Attending Relativity Fest? So are we! This much-anticipated conference will be taking place from October 20-23 in Chicago, IL. Above the Law reports that this year there will be a large focus on corporate legal ops with their new "Fest Focus: The Corporate Vision" track specifically designed for corporate legal professionals. This means that there will be sessions entirely focused on the unique needs of in-house legal teams. If you have questions be sure to comment below or, better yet, attend one of the three panels that our team will be speaking on.
A voice deepfake was used to trick a CEO out of $243,000, creating the first known instance of an artificial intelligence-generated voice being used in a scam. The CEO of an unnamed UK-based energy firm believed they were speaking with their boss when they followed orders to immediately transfer €220,000 (approx. $321,000 CAD). According to the CEO, the voice sounded indistinguishable from the chief executive of their parent company, even down to the German accent and "melody". Learn the details of this controversial case on Forbes.com.
AI-Powered Tech Takes on Airport Security
Toronto's Pearson International Airport — the busiest airport in Canada — will soon be using artificial intelligence-powered technology to detect weapons. According to the Toronto Sun, the system can detect both metallic and non-metallic weapons ranging from guns and knives to explosives. While the system does not recognize facial features, it does capture radar images to search for signs of weapons concealed in bags or under clothing. Find out all the details of the new security system, expected to launch at the airport in the spring of 2020, in the Sun's recent report.
Marriott Data Scandal

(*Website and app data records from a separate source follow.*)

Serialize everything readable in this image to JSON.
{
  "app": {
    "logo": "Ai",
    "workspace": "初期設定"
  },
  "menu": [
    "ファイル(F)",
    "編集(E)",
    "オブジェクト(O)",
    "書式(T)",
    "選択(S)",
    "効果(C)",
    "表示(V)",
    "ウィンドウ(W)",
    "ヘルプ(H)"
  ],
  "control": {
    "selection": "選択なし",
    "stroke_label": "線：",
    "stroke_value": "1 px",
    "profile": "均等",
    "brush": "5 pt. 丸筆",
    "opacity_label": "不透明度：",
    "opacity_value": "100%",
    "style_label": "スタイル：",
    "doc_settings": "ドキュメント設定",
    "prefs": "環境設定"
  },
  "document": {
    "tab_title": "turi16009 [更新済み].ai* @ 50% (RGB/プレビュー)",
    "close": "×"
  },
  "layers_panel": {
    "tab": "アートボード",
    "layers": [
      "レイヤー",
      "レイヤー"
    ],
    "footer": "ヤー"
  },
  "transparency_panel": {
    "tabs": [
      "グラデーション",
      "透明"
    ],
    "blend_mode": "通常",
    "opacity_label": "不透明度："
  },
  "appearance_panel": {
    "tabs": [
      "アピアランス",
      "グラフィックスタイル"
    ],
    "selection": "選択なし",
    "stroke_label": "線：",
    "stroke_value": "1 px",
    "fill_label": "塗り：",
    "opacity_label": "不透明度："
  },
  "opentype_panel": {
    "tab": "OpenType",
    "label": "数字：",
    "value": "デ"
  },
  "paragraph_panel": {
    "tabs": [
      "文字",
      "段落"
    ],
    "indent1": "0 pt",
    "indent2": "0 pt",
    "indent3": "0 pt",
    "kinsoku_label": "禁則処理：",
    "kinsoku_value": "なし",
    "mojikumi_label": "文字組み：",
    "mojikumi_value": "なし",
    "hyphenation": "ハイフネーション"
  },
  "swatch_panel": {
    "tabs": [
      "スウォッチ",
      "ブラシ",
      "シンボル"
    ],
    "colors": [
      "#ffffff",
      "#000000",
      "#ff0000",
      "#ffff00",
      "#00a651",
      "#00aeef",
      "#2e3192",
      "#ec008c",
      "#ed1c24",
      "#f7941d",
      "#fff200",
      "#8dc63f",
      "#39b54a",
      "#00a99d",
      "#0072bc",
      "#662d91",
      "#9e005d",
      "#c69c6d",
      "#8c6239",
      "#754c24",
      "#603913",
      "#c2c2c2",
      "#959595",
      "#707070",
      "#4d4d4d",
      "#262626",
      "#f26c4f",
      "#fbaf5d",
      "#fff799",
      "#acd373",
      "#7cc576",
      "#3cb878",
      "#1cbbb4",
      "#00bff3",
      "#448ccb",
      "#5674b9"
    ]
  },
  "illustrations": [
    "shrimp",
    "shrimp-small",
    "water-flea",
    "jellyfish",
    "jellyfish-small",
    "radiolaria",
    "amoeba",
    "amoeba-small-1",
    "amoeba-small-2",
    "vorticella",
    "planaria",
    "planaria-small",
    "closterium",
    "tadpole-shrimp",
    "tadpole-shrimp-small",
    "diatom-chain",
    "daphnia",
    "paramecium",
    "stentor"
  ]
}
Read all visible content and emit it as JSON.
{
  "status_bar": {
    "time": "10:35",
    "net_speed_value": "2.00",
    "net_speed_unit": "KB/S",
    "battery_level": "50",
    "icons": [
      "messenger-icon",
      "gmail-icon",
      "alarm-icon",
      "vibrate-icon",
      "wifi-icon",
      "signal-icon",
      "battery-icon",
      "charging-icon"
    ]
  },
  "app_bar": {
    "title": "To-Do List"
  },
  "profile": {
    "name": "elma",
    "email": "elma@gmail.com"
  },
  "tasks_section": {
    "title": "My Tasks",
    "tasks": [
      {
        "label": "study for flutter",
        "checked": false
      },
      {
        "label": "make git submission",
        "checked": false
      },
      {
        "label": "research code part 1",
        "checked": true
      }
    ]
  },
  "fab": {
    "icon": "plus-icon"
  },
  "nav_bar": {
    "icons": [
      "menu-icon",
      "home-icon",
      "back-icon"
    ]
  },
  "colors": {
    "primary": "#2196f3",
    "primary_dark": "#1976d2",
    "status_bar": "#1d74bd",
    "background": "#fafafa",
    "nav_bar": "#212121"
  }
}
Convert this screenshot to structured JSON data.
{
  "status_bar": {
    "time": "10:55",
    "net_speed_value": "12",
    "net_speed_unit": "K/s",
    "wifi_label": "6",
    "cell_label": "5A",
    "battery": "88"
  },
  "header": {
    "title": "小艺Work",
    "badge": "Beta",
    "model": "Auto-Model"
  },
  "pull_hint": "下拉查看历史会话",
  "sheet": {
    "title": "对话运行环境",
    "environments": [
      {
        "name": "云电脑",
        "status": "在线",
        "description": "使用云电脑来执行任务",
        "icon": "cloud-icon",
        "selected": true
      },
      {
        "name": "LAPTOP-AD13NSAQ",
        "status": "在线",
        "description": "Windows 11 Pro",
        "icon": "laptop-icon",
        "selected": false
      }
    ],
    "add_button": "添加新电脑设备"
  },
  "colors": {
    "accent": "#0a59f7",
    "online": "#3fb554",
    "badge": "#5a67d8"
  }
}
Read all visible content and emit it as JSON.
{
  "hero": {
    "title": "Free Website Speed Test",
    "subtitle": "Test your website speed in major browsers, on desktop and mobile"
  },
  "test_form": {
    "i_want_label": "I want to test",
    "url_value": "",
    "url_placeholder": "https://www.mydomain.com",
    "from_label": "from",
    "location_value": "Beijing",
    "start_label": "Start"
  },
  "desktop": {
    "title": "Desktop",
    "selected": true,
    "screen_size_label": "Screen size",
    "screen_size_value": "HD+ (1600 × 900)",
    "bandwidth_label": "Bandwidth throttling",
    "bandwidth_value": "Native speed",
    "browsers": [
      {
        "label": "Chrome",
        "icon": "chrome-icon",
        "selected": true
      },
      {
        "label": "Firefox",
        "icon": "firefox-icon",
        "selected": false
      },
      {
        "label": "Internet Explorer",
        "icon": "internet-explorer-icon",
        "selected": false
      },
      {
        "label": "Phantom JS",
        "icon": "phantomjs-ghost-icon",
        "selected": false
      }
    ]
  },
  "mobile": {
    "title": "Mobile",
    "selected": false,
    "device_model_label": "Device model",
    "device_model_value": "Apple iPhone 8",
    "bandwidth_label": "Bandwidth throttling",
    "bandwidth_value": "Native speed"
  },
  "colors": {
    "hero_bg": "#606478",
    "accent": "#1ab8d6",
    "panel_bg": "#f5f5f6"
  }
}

In late 2018, the Marriott hotel chain announced that one of its reservation systems had been compromised. Upon further investigation, the company discovered that up to 500 million guest records (including credit card and passport numbers) were exposed and, perhaps most concerning, that the hack had gone undetected for four years. The tactics used to break into the system have been suggested to show similarities to state-sponsored Chinese hackers. Learn more about how this data breach happened and it's impact in CSO Online's recent article.
According to Relativity, over 60 million Americans have had their identity stolen. As they explain, "In digital health as much as physical, an ounce of prevention is worth a pound of cure." Find out what information bad actors are interested in and how you can protect yourself against identity theft online by reading their latest blog.
Project Management and eDiscovery
We already know that, when effectively implemented, automation of mundane and redundant tasks can improve efficiency. But, are you sure you're using technology features to the best of their abilities? A new article by Law Technology Today explains why project management is such a crucial part of the process. Learn why having a PM on (or working directly with) your team is needed to manage risks, ensure quality control and monitor progress here.
Securing Physical Documents
In today's data-driven world, digital security is top of mind but, could our physical documents be posing an equal threat? Shred-It says yes. According to their recent report, 68 per cent of organizations have experienced a breach in the past 12 months and 71 per cent of those breaches were caused in the healthcare sector by the loss or theft of electronic devices and paper documents. When it comes to IT security, generally chief security officers are responsible for protecting confidential records though those same leaders are not responsible for the paper documents or devices used to store the information.
Why does this matter? For starters, only 46 per cent of the surveyed businesses reported to train their employees on proper document disposal methods. 63 per cent of health managers reported to having picked up a paper document in a public space that contained sensitive information.